Chart of the Week

/Chart of the Week
­

Question: What Percentage of High School Seniors Have A Driver’s License?

Answer (from Pew Charitable Trust): 71.5%, a significant decline from 85.3% in 1996.

See chart below the line:

What Percentage of 18-22 Year Old’s Credit Applications Declined?

Answer (from ID Analytics report): 72%

Screen Shot 2017-03-01 at 8.47.22 AM

Questions for students:

Question of the Day: Why Are Car Insurance Rates Going Up?

Answer: More accidents due to “distracted” drivers.

Ok, I know you are not teaching a driver’s ed course, but this is an incredibly important message to get across to new drivers: Don’t Text While You Drive! Here’s the data showing the increase in car-insurance premiums due to more driving and more crashes (from WSJ (subscription)):

What If…You Had Invested With Warren Buffett in 1965?

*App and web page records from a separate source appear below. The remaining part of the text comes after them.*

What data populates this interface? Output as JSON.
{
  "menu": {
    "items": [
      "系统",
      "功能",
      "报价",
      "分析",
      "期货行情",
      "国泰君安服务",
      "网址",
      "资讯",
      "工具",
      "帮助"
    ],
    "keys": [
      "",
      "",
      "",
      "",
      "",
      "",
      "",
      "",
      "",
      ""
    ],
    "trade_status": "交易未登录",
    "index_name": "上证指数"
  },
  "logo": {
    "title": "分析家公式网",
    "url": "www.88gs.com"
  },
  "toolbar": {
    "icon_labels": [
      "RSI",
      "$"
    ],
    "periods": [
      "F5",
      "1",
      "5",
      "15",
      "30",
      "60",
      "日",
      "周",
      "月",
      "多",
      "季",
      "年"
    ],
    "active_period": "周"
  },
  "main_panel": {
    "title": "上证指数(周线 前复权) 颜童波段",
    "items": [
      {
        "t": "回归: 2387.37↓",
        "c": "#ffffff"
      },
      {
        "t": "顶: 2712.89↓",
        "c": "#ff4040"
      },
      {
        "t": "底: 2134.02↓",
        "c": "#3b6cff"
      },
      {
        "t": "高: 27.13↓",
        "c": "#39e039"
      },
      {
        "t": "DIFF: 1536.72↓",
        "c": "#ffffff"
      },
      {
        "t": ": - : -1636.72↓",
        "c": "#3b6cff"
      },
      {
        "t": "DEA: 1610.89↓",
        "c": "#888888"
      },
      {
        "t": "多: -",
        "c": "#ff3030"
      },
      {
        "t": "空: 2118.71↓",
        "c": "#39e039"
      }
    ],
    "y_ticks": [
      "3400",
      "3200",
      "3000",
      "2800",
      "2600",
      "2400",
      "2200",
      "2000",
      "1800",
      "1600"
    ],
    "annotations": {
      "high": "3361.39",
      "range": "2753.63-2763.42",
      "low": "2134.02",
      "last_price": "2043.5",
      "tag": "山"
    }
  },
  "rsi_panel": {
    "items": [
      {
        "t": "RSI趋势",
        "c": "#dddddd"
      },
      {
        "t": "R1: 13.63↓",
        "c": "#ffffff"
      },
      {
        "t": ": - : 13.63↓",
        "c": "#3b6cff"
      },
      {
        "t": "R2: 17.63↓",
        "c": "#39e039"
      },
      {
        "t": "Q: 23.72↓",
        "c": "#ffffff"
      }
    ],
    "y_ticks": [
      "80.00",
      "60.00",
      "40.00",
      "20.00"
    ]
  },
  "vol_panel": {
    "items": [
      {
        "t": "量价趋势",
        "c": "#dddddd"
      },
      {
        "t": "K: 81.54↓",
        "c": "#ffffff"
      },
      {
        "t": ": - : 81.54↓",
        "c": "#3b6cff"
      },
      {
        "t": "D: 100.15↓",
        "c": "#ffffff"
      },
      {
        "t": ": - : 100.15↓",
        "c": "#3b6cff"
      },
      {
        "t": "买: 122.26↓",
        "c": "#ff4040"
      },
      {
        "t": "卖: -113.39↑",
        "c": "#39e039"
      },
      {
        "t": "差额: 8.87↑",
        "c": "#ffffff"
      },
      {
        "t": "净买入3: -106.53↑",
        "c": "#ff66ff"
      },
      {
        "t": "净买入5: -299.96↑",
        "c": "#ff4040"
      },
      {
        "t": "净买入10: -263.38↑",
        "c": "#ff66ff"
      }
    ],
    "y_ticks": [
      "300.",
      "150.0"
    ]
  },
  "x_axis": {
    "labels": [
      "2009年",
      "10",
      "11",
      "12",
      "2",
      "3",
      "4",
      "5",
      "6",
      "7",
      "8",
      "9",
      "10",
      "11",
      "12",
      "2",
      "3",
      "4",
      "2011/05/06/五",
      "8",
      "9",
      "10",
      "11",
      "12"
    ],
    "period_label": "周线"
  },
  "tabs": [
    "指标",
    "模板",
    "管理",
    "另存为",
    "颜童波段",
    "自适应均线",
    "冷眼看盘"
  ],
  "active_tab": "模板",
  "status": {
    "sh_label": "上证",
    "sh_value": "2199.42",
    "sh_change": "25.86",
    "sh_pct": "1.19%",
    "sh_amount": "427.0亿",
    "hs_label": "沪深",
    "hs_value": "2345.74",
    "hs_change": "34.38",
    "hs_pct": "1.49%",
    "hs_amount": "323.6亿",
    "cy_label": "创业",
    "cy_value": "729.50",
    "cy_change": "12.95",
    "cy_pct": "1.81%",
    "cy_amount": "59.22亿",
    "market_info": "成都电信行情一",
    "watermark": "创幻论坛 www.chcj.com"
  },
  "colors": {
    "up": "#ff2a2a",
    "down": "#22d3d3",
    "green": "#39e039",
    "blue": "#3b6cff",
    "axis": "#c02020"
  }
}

Interesting thought experiment (wishful thinking!) that demonstrates the power of compound interest and also that getting the market return over a long period of time hasn’t been a bad strategy either.

Warren Buffett is out with his annual letter for 2016  which is a must-read for investors because of the common sense, homespun advice from the best investor of our time. For those not familiar with Mr. Buffett’s investing prowess, check out the first page of his report which has performance data on his holding company Berkshire Hathaway Hone in on the Compounded Annual Gain (CAG) number at the bottom of the first page and check out the middle column, Per-Share Market Value, and you will see that his CAG from 1965 – 2016 has been 20.8%. Let’s have some fun with an investment calculator and pretend that you were Warren’s neighbor in 1965 and decided to invest $1,000 with Warren (equivalent to $7580 in today’s dollars) AND have continued to hold onto that investment.

Care to guess how much that $1,000 investment in 1965 compounded at a 20.8% rate annually for over 50 years amounts to?

By |February 28th, 2017|Activity, Chart of the Week, compound interest, Current Events, Investing|

Chart: How Have World Stock Markets Changed Over The Past 100 Years?

Interesting graphic from a Credit Suisse report comparing the relative size of stock markets in 1899 vs. 2016 (great for a history course):

Screen Shot 2017-02-23 at 9.40.56 PM

Questions to ask:

What’s Trending on the NGPF Blog?

Here are the top 5 posts from January:

  1. Question: How Much Does It Cost To Raise a Child Born in 2015?
  2. Chart: How Does the Typical American Household Spend Their Money (and How Has It Changed Over Time)?
  3. Videos: 4 Simple Rules of Investing from Marginal Revolution University
  4. Videos: What Was Considered Good Financial Advice in the 1940s and 1950s?
  5. Chart: How Strong Are Americans Problem-Solving Skills Using a Computer?

We saw the popularity of #1 (it was 3X more popular than #2) and created a Question of the Day so educators could use it to engage their students. This is a great example of how we use the research that goes into writing daily blog posts to inform our curriculum to ensure that we stay relevant and current. The Marginal Revolution University videos (#3) are a new source that I came across during my travels to Rhode Island in December. I will be reviewing more of those in the weeks ahead.

________

We post two informative articles daily on the NGPF Blog. Want to receive them in your inbox every morning? Register on the NGPF Blog here.

By |February 9th, 2017|Budgeting, Career, Chart of the Week, Investing, Video Resource|

Interactive: How Much Have Incomes Changed for Specific Jobs Over the Past 50 Years?

Interesting interactive from Flowing Data demonstrating how income in various occupational categories has changed since 1960. Here’s what income distribution looked like in 1960 for several occupations (more occupations included on the website):

Screen Shot 2017-02-08 at 8.09.15 PM

Student can click on the SELECT YEAR button and see how these income distributions change over time.

Questions for your students (be sure they go to the interactive to answer the questions):

By |February 8th, 2017|Career, Chart of the Week, Interactive, Question of the Day, Research|

Chart: Explaining the Investing Concept of Risk and Return

Source: Fidelity:

chart

One of the core concepts in finance is the relationship between risk and return. The higher the risk of an asset, the higher the